- Beowulf, who comes to the land and saves it from the terrors of the monster Grendel and the dragon, becomes king and rules in victory. However, 50 years later, another dragon emerges, and while Beowulf finally slays it with the aid of Wiglaf, he dies from the wounds.
You may have noticed a pattern here: none of these are “Rainbows and Candycanes” endings. But they feel complete. There is great power in the story of a hero who risks everything for a worthy cause, and even if he falls, the greatness of his valor makes the sacrifice worth it.
I believe this is what players of Mass Effect were expecting. In some ways, this is what happens. No matter which ending is chosen, the great problem of the future of the galaxy is more or less solved. However, the solution creates more problems than the original threat. Even if there are nolonger giant space robots trying to wipe out all sentient organic life, now all of the vast fleets of the unified galactic races are stranded lightyears away from their homes, which would most likely result in a frantic, fatalistic free-for-all to wipe out everyone else so that you can preserve your own race. The fates of every character we care about is unknown, and unknowable. So, even though the hero gained a technical victory, dying in the process, it doesn’t appear that there was any meaning in it after all.

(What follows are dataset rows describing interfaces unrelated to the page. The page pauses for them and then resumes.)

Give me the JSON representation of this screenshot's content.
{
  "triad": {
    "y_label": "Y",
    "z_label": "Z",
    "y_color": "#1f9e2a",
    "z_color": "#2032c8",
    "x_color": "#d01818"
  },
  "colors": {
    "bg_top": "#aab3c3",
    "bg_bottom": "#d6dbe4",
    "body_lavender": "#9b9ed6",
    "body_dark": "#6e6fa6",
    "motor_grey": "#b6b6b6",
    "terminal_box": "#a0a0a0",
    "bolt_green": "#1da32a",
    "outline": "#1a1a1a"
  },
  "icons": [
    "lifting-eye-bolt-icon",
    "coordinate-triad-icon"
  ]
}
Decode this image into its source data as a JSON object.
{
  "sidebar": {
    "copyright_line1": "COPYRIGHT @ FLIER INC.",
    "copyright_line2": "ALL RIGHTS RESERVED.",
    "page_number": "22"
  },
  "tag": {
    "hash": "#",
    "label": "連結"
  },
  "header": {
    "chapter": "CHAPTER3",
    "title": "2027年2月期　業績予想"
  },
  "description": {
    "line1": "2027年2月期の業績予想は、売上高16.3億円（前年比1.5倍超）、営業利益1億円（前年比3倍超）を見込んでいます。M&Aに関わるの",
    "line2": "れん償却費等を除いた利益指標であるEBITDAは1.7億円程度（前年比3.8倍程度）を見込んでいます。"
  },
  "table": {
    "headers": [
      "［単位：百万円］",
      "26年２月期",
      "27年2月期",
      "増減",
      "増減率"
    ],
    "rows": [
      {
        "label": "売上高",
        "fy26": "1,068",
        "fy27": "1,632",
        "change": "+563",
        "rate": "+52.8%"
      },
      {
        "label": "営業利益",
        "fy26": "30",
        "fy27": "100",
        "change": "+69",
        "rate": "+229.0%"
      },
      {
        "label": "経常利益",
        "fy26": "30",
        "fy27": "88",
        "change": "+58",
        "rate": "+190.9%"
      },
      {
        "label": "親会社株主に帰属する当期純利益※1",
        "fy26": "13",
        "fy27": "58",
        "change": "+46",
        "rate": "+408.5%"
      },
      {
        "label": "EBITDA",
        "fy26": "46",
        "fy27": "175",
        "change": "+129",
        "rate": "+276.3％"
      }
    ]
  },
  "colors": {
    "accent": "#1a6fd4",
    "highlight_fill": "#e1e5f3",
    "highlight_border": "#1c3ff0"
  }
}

This is similar to the tone in the ending of many of Shakespeare’s tragedies, the easiest example which comes to my mind being Romeo and Juliet. The two lovers die essentially because of a miscommunication and misunderstanding, and everyone mourns and learns from their story. But that’s the key, isn’t it? Their deaths had meaning because it forced the mourners to reflect on their own lives and motivations, and their own part in the tragedy.
This is catharsis at work, the purging of emotional tension that comes at the end of a tragic story. The fear and tension are resolved because Romeo and Juliet are finally, irrevocably dead, which is still sad, but the sadness has meaning because their deaths have meaning. We can leave the story feeling that the turmoil has settled, and even though the resolution of the plot was sad, the release of the tensions and the stress feels complete, and there’s nothing left bottled up from the climactic events of the story.
This is where Mass Effect slips up. It suddenly shifts from an epic story to a tragic one because of the unquestionably terrible fates of all of the characters, but lacks the catharsis moment, the point in which that tension is resolved, and the audience feels that it can move on without any baggage left unattended.
How do we avoid the nerdrage!?
If this is truly the core reason for the nerdrage on the internet surrounding Mass Effect’s ending, then it stands to reason that unless you want your fans grabbing the pitchforks, you should be darn sure you don’t change your tone without filling in the necessary elements. A story full of meaning can be rendered meaningless by an empty ending, and people don’t like feeling as if they’ve been tricked into investing into a meaningless story. Writer beware!
As I said before, all of this is somewhat conditional now, because of the below video. If this theory about Mass Effect is right, then basically everything I just said above is false, all of the plot holes I didn’t address were intentional, and a whole lot of people will be eating crow pretty soon. Check it out, but be warned- severe spoilers! If you haven’t played the game, don’t worry- if this turns out to be true, you better believe I’ll be writing a post about it!
About erikthereddestI'm a Masters student in English, and I love technology and Science Fiction. I am refining and enhancing my (admittedly novice) writing talents under the sage advice of my friends here at Lantern Hollow Press, and with the great many books I am reading from the best authors I can find.
Posted on April 4, 2012, in Erik Marsh, Inspiration, Lantern Hollow Press Authors, Mass Effect, Plot, Science Fantasy, Science Fiction, Writing Hints and Helps and tagged catharsis, epic, indoctrination theory, Mass Effect, plot, tragedy. Bookmark the permalink. 10 Comments.